### What you should do
Report each line of the data that has "price" somewhere in it.

### Provided material
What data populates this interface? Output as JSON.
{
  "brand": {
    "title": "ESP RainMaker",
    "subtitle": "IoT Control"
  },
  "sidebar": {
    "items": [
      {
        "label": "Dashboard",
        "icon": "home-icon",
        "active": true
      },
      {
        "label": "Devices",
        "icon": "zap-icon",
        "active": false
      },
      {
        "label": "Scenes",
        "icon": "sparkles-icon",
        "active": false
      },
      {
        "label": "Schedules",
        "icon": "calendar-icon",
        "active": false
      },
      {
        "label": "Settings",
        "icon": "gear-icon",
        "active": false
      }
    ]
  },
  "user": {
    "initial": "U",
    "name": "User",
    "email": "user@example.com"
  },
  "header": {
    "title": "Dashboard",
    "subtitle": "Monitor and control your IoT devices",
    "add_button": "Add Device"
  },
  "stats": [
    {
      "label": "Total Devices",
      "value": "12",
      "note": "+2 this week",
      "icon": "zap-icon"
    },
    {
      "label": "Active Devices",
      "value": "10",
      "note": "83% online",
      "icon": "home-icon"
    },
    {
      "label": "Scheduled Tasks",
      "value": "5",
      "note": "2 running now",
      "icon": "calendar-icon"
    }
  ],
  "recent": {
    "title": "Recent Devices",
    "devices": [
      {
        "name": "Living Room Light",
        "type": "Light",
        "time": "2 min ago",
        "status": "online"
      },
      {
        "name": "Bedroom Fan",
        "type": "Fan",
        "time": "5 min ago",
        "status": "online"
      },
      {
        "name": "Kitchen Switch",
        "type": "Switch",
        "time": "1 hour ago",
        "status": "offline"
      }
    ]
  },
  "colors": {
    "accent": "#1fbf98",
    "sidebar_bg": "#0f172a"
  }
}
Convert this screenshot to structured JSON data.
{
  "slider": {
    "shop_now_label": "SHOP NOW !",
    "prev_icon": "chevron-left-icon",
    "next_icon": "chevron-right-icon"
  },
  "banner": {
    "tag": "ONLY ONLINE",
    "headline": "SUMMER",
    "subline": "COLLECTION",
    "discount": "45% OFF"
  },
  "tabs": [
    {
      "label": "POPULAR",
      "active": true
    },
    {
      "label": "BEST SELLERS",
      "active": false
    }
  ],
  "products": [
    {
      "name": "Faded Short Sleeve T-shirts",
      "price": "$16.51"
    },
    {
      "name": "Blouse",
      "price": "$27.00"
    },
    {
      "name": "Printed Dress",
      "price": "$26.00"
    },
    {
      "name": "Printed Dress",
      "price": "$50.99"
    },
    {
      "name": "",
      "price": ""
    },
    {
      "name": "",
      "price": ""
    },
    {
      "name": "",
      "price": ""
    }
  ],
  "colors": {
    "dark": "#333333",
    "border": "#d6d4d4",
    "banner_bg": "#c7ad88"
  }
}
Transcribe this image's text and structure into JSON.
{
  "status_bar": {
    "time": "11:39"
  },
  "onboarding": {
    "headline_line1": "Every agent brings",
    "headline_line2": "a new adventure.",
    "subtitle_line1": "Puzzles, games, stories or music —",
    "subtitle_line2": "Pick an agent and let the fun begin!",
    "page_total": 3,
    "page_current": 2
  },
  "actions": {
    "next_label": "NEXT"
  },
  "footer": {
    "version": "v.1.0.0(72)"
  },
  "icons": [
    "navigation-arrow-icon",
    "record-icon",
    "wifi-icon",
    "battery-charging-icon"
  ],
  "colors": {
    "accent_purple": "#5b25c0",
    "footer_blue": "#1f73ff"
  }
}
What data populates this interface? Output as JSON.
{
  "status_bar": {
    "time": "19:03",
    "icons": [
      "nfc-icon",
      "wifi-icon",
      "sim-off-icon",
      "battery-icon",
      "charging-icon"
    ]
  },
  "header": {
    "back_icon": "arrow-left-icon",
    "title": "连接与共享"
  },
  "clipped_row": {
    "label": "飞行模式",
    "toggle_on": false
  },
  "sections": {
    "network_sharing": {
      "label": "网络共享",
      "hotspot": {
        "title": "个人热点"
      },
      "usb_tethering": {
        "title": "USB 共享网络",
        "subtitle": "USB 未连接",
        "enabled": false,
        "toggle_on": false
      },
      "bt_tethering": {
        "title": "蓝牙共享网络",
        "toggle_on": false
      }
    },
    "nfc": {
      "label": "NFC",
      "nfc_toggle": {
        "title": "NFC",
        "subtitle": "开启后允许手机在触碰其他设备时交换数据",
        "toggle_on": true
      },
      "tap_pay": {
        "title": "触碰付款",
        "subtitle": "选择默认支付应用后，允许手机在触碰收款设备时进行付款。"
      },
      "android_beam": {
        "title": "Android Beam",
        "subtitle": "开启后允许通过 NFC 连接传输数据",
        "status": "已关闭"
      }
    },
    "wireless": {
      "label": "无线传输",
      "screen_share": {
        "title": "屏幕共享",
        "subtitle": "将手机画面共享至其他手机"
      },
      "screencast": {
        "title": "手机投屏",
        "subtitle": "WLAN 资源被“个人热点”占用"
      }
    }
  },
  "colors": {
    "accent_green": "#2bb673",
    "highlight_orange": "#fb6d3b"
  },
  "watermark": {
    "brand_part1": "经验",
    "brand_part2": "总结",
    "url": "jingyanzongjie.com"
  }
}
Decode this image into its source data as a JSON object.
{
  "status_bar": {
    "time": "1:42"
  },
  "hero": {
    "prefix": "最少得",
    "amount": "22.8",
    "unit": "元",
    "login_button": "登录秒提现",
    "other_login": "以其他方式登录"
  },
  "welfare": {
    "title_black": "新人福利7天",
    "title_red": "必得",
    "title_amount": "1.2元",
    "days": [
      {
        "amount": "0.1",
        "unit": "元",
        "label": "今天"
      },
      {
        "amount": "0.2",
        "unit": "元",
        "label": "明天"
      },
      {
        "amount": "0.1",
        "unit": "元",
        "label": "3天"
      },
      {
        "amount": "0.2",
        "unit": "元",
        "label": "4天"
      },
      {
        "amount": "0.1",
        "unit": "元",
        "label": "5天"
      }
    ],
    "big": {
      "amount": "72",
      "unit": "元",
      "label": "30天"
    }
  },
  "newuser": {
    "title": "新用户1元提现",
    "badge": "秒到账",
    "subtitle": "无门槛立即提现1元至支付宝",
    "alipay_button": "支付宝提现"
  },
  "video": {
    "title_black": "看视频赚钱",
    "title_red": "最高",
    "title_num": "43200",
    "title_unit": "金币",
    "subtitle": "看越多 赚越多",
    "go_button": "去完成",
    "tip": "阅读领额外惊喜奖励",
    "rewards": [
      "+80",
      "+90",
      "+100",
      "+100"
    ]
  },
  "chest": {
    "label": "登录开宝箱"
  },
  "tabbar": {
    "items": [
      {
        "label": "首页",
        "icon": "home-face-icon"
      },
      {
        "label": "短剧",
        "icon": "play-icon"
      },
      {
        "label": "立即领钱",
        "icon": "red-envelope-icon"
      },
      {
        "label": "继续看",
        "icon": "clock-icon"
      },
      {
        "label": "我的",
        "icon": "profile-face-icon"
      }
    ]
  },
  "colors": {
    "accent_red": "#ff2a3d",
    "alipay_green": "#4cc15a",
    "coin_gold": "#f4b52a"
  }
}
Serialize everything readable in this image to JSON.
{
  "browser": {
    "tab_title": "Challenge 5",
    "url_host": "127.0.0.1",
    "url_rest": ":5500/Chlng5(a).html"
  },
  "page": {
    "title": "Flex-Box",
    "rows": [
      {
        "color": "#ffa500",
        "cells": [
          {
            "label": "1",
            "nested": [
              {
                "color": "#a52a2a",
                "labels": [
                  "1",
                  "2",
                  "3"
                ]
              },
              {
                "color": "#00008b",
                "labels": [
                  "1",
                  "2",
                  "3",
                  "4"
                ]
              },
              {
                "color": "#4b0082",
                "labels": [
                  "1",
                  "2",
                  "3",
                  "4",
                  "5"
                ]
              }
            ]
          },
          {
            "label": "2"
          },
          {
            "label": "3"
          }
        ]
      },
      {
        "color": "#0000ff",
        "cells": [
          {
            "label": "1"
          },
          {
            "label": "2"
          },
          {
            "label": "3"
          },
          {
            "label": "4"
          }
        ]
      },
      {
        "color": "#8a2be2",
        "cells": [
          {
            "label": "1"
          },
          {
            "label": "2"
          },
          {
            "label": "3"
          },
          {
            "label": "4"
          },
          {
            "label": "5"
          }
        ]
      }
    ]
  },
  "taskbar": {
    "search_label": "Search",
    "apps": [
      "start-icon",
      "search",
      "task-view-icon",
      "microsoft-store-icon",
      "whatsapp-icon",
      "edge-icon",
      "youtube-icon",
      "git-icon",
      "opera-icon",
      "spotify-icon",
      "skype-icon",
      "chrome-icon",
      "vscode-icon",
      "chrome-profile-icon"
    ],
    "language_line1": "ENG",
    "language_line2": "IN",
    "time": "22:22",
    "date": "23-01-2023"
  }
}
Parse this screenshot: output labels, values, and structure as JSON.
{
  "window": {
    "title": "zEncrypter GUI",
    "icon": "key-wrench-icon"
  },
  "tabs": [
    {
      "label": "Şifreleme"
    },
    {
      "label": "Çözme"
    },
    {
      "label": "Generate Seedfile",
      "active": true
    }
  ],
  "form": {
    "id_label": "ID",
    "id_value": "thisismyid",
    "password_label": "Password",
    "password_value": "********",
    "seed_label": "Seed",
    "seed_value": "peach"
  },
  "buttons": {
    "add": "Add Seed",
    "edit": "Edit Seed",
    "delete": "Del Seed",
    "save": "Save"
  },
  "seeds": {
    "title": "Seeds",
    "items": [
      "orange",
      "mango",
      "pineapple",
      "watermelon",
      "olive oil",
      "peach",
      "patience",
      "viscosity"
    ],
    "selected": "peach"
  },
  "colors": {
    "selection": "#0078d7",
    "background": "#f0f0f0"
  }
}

### Written answer
      "price": "$16.51"
      "price": "$27.00"
      "price": "$26.00"
      "price": "$50.99"
      "price": ""
      "price": ""
      "price": ""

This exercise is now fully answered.